### [EXERCISE GOAL]
Check each line of the material for the string "cost", and copy the lines that have it.

### [DATA SUPPLIED]
*** Block opens ***
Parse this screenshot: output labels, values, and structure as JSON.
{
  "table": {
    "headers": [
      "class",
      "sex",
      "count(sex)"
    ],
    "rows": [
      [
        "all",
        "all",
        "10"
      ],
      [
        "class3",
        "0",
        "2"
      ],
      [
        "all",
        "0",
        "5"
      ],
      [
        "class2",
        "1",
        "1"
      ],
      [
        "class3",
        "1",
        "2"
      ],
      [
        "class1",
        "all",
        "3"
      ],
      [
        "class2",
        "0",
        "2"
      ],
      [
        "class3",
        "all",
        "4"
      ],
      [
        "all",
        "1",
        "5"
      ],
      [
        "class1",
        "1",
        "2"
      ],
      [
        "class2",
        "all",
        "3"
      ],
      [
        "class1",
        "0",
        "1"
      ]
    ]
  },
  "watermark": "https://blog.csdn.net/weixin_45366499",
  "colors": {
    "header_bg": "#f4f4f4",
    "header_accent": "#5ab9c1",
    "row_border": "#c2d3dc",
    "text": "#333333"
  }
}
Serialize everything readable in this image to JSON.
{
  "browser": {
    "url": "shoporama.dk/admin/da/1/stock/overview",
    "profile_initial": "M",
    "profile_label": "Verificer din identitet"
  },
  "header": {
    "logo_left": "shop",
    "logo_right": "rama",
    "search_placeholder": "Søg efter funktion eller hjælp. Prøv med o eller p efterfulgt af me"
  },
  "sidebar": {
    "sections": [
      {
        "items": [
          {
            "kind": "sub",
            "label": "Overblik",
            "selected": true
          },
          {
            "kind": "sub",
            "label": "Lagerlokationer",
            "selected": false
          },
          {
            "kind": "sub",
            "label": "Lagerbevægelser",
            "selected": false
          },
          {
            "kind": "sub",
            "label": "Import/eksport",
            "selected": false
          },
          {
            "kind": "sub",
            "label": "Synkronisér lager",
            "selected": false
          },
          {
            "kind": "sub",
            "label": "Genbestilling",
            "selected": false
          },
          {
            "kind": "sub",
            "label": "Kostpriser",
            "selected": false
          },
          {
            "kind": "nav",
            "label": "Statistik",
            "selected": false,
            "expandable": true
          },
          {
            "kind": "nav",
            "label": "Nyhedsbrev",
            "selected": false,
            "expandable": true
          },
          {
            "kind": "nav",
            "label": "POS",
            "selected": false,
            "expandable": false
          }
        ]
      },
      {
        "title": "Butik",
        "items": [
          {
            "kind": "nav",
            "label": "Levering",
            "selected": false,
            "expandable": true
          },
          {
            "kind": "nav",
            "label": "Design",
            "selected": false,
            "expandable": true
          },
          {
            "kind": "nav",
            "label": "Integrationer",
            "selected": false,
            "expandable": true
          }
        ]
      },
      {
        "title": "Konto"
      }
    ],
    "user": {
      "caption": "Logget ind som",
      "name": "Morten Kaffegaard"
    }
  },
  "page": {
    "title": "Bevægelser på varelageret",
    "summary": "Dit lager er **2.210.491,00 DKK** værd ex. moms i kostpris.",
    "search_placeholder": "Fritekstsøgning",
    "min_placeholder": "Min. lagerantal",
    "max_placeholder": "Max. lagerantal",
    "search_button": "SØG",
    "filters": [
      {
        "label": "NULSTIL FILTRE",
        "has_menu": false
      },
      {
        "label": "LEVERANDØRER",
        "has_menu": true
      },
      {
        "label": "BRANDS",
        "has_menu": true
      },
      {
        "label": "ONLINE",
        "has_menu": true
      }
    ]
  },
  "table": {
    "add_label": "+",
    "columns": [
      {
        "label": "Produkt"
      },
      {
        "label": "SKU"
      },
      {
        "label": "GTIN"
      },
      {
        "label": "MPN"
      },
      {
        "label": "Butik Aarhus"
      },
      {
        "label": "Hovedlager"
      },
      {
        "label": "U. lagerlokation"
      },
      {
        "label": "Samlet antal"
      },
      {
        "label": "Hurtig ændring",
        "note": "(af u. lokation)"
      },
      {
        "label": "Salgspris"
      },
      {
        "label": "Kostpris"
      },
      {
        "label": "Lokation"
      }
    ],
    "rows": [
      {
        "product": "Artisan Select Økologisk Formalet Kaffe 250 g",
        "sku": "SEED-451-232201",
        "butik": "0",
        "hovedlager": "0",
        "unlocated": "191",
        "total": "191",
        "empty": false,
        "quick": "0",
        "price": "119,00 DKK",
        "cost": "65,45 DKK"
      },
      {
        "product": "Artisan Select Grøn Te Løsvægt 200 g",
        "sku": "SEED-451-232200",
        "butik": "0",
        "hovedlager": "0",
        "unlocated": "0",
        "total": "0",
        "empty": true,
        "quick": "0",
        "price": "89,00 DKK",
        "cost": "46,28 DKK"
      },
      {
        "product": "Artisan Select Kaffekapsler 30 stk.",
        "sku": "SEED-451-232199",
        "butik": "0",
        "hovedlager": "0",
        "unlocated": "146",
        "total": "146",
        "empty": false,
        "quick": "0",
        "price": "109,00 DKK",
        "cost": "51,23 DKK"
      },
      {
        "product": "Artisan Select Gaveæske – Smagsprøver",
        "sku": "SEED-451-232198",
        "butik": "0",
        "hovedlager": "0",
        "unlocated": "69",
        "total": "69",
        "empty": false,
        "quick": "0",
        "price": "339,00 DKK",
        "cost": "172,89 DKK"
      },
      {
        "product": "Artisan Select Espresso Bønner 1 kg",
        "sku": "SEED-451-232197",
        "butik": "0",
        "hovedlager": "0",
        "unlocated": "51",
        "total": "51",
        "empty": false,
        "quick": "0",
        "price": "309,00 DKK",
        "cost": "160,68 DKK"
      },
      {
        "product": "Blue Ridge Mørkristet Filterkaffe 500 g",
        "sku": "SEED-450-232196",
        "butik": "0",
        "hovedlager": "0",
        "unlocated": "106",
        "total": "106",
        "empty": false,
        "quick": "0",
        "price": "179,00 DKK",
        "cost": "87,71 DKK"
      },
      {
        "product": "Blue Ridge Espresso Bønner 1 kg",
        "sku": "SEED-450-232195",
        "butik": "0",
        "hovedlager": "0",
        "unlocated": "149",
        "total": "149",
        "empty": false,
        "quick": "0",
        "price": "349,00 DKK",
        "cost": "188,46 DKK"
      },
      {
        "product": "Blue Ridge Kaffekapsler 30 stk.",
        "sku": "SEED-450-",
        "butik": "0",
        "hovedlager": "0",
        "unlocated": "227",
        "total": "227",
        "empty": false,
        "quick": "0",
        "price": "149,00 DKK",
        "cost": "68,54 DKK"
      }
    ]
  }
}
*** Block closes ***
### [ANSWER BOX]
        "cost": "65,45 DKK"
        "cost": "46,28 DKK"
        "cost": "51,23 DKK"
        "cost": "172,89 DKK"
        "cost": "160,68 DKK"
        "cost": "87,71 DKK"
        "cost": "188,46 DKK"
        "cost": "68,54 DKK"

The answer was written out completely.